Angel of Despair
HD 6/6 AC 13 Sword(+3) 1d8/1d8
Mor 10 Saves 10+
Swordbearer: The Angel of Despair relies on its sword. If it is disarmed, it cannot attack.
Depressing Aura: When you enter combat with the Angel of Despair, express any thought that is depressing, take damage from its sword, or see it reanimate you must save vs despair. Those who fail their save are vulnerable to the Angel's Poison and get -1 to hit, as in Failure Cascade.
Poison: Anyone who fails their save against the Angel of Despair's depressing aura takes 1d6 Cha damage on a hit. Every further hit does an additional 1d6 Cha damage. If this damage every equals or exceeds your Charisma score, you gain a new Conviction, "I will not succeed at my goals." You also become quite melancholy, and lose any belief that this mission will be successful. You may still continue the fight, but you may feel it pointless. The Angel may too, as equally depressed people are among the few things it does not hate.
Failure Cascade: If you fail your save against the Angel of Despair's depressing aura, every time you fail to strike the Angel of Despair you get -1 to hit it. This stacks for each time you miss, up to -10. If you passed your first save, save again. Failing this second save means you must save vs despair on each miss.
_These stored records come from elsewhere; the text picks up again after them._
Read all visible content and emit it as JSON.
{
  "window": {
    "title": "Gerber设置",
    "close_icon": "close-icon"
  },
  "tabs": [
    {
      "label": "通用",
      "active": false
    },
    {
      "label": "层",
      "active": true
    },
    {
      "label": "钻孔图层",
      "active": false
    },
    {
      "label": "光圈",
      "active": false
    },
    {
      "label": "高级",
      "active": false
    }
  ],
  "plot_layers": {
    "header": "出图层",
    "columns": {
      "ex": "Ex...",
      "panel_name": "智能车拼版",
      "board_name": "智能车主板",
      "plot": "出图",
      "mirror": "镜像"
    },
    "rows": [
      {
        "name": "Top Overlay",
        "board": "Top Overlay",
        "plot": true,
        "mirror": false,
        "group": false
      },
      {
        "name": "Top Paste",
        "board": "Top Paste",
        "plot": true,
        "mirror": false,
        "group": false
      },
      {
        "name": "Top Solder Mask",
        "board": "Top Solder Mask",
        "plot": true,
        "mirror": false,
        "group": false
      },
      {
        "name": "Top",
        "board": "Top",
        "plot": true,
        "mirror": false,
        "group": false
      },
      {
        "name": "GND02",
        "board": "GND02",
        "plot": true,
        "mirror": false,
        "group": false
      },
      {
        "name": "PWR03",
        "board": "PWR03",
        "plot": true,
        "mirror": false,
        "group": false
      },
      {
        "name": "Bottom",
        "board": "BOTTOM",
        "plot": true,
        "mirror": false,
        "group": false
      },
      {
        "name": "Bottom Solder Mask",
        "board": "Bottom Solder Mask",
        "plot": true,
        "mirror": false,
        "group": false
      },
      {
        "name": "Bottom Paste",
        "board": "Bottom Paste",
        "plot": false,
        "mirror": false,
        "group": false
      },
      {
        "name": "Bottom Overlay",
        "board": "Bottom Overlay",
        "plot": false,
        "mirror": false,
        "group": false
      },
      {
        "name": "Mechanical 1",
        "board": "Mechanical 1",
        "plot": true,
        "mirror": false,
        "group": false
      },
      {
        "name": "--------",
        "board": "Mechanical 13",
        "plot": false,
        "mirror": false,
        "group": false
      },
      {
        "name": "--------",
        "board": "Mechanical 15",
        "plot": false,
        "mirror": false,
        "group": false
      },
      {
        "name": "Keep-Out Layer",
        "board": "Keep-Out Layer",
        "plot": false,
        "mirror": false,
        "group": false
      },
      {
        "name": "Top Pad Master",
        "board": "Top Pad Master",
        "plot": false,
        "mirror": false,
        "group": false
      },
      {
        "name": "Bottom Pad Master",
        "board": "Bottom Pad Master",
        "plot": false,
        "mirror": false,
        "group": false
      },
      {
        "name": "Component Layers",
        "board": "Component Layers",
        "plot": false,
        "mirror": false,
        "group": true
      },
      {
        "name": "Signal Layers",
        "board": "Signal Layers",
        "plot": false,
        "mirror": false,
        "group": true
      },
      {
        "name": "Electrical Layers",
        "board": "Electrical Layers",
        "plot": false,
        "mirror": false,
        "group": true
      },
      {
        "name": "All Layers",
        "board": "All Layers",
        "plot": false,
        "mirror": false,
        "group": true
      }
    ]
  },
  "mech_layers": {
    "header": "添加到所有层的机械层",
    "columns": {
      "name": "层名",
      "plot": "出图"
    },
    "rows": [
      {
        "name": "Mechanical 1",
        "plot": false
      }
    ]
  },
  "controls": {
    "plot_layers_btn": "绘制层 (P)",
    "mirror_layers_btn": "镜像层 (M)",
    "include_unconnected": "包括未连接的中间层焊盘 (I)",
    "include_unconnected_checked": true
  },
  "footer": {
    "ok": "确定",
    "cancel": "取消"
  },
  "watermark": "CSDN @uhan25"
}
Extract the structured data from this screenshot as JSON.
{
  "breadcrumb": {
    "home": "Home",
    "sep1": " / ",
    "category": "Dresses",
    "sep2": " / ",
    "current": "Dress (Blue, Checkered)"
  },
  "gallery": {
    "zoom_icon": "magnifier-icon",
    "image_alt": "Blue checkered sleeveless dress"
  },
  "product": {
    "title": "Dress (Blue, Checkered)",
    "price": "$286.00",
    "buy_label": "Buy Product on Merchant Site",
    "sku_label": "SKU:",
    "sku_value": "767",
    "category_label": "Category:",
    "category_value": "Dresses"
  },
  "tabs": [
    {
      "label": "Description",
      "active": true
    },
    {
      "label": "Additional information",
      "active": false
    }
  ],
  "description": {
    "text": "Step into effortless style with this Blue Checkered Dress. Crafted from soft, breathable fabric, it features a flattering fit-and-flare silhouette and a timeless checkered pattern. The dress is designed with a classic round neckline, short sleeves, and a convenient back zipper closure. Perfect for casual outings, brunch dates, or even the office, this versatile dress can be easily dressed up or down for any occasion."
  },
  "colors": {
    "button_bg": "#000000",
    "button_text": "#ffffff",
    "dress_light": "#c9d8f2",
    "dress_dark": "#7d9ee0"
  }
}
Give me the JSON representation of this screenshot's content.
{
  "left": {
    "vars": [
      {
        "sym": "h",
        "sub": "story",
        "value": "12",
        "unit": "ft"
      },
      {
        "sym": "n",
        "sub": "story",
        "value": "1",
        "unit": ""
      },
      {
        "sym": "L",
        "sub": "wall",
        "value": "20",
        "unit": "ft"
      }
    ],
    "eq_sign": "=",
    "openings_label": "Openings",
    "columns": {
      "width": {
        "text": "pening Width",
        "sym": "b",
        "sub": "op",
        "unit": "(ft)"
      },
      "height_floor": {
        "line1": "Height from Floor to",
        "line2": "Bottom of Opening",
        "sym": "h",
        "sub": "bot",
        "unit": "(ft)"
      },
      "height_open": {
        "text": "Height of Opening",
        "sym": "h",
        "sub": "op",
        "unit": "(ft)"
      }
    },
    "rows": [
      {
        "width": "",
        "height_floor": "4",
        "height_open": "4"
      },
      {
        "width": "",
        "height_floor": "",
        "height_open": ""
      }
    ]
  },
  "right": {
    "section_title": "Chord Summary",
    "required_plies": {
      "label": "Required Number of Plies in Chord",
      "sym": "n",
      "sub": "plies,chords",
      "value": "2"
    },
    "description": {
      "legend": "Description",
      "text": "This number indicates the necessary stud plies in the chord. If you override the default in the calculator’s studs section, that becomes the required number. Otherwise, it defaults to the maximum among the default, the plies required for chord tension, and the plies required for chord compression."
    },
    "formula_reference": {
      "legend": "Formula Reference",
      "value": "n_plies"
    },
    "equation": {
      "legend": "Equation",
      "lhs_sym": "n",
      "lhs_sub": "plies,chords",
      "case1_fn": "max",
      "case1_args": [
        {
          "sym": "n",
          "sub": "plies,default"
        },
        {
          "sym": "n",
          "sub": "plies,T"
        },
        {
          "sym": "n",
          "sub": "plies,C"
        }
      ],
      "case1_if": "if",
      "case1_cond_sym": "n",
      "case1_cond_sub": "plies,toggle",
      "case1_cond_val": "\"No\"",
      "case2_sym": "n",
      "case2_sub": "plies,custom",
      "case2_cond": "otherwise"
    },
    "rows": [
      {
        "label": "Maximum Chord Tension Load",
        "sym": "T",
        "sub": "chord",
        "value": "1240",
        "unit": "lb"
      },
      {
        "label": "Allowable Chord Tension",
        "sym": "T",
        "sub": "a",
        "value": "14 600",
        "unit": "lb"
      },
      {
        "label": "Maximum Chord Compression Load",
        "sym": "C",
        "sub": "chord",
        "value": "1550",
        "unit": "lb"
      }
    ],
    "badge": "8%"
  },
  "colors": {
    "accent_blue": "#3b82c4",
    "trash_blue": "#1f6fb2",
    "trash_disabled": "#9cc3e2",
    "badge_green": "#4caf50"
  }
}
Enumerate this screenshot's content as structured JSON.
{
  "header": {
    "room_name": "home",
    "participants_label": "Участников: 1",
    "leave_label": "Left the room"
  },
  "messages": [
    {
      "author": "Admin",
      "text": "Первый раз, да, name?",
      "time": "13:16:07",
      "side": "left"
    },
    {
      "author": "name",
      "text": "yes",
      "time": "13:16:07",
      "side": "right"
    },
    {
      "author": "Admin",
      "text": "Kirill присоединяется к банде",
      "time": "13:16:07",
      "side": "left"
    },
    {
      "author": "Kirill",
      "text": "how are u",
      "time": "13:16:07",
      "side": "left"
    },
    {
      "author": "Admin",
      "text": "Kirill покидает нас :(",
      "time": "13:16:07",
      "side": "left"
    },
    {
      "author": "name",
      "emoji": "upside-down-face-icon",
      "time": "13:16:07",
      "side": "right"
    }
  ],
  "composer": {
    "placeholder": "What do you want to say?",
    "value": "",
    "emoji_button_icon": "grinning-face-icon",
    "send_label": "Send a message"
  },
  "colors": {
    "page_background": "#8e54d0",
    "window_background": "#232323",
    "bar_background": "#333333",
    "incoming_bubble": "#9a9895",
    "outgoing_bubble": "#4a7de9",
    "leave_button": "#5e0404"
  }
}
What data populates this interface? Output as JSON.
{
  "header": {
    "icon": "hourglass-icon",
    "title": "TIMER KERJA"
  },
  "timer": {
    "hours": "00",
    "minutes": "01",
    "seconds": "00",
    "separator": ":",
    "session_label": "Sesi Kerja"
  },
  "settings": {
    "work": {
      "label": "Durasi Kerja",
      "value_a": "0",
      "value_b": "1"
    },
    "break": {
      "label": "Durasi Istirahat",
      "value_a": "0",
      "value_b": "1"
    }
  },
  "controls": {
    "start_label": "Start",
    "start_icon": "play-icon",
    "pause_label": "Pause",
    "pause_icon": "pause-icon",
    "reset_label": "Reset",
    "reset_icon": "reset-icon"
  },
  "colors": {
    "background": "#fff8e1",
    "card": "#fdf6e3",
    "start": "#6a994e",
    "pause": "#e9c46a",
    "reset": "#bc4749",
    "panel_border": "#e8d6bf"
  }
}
If you pass this second save, you are immune to its depressing aura for the rest of the day.
Reanimation: When the Angel of Despair's first pool of HD is expended, it comes back to life and relies on its second pool of HD.
- Dodge, try and get people to miss
- Attack those who fail their saves first
- If you cannot, attack those who have the lowest WIS, and try and get them to fail their saves
A Quick Note on Convictions: Convictions are like bonds or character features in 5E. They are meant to simulate willpower. For example, if you are taking 1d6 Charisma damage a round because you have to stick your hand in a magical box that simulates pain, but this is to save a bunch of kids, and you have a Conviction that says, "If I can help it, I will allow no one to hurt a child," then you can subtract 1d6 from the Charisma damage you take each round (min=0).
Note that this only applies to willpower. If the box is actually hurting you, that would be a Con or a Fort save, depending on the system.
Also, Convictions can be negative. Just in case that wasn't obvious.